In 1996, S.T.O.P. was invited to sit at the policy making table.
After numerous, substantive contacts, and countless hours spent educating the USDA and the meat industry about the devastation caused by E. coli, Stop became a key element in facilitating the first meat and poultry reforms since 1906. S.T.O.P. members were so influential that founders Nancy and Roni were invited to witness the historic overhaul be signed into law.
For the first time, the faces of foodborne illness superseded the statistics.
Over the years, Stop has significantly improved public health by raising awareness about foodborne pathogens, advocating for stricter regulations, and assisting those personally impacted by foodborne illness. As a result of our work, and the work of our many volunteer advocates, Stop Foodborne Illness has been at the forefront of numerous historical achievements including: facilitating the first meat and poultry reforms since 1906, winning microbial testing & zero tolerance for pathogens in school lunch meat, passage of the FDA Food Safety Modernization Act (FSMA), and USDA-required testing for non-O157 STECs.
We regularly work with and inform receptive food industry trade groups and companies, national and local media, government representatives on both sides of the aisle, as well as the USDA (U.S. Department of Agriculture), the FDA (U.S. Food and Drug Administration), HHS (Department of Health and Human Services), and the CDC (Centers for Disease Control and Prevention). We hold congressional forums and panels with Legislators, those affected by foodborne illness, and professionals from a diverse range of disciplines.
Our members’ dedication remains one of the major reasons for our success. Some initially sought out Stop for help, then became involved, learned about the issues and shared their stories in the media and on Capitol Hill. Their grief has not gone unnoticed.
In January 2011, due in large part to Stop Foodborne Illness and the tireless efforts of its members, President Barack Obama signed H.R. 2751 The FDA Food Safety Modernization Act (FSMA) into law. The FDA now possesses mandatory recall authority, and must inspect facilities more frequently.
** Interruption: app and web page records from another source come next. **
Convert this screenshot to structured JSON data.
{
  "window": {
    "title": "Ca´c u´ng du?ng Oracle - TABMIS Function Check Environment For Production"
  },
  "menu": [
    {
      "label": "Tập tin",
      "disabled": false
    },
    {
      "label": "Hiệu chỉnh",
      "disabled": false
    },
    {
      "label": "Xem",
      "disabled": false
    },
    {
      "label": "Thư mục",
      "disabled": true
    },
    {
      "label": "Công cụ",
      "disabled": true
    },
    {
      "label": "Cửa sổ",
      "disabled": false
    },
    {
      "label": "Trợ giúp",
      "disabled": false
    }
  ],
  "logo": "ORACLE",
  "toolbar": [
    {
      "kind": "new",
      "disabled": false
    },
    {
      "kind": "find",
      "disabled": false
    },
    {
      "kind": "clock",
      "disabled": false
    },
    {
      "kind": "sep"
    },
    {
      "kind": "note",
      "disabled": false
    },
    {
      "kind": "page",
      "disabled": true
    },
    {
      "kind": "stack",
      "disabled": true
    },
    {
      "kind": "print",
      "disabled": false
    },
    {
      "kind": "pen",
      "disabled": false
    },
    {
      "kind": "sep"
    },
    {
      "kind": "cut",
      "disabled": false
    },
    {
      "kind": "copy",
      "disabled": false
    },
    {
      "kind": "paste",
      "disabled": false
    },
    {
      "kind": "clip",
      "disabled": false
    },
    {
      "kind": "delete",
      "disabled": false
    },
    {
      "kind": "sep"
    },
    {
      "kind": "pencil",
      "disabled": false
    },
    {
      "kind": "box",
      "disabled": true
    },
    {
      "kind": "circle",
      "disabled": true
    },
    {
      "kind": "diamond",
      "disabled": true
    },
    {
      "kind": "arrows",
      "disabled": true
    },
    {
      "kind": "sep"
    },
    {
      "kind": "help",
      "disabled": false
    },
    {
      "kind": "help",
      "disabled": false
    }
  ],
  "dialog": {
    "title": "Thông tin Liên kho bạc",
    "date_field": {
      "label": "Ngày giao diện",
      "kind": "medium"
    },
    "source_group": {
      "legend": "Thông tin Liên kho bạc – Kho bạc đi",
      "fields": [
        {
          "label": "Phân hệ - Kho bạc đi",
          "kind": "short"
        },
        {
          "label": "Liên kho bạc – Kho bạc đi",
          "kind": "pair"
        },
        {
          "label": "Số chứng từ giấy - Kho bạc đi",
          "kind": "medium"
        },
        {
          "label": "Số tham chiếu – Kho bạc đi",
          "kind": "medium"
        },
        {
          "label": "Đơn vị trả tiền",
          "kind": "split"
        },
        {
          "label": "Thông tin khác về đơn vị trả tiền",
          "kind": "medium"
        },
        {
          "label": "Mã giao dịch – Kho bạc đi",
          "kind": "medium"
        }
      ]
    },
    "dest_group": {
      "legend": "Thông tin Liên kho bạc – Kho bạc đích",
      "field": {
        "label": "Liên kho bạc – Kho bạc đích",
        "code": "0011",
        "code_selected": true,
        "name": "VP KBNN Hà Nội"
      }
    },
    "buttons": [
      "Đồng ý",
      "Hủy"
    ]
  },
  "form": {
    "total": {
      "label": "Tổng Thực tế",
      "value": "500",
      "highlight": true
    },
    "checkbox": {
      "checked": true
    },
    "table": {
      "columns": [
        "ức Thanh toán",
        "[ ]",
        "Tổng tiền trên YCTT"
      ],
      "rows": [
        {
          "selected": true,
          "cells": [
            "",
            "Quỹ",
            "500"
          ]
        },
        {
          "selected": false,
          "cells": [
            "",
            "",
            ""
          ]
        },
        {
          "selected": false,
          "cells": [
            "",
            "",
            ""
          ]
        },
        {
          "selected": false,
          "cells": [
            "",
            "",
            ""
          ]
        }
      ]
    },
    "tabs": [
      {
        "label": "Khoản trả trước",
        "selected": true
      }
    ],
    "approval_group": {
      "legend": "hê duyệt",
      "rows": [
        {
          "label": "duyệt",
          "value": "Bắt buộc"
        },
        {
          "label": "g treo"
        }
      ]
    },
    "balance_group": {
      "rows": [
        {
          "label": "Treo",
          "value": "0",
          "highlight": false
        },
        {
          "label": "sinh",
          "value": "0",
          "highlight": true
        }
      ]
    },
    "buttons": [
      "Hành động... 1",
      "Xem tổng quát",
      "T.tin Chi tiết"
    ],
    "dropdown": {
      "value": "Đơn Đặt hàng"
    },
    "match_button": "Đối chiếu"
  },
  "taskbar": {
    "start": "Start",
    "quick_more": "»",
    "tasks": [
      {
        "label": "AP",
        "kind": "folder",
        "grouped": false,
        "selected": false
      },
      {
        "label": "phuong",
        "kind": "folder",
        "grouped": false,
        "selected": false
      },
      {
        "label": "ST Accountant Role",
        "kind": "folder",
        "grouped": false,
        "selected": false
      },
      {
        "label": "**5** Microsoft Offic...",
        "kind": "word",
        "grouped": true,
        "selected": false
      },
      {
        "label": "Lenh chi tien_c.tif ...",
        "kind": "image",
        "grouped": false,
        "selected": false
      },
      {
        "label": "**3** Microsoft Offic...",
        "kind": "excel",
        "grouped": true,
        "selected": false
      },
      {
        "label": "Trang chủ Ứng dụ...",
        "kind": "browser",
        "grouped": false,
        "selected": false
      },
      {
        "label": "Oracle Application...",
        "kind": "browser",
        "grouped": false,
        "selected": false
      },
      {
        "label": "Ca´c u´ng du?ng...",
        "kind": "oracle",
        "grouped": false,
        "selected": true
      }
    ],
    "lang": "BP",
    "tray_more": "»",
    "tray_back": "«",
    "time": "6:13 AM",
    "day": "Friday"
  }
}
But our story doesn’t end here…
Find out how you can be part of our story by contacting us at firstname.lastname@example.org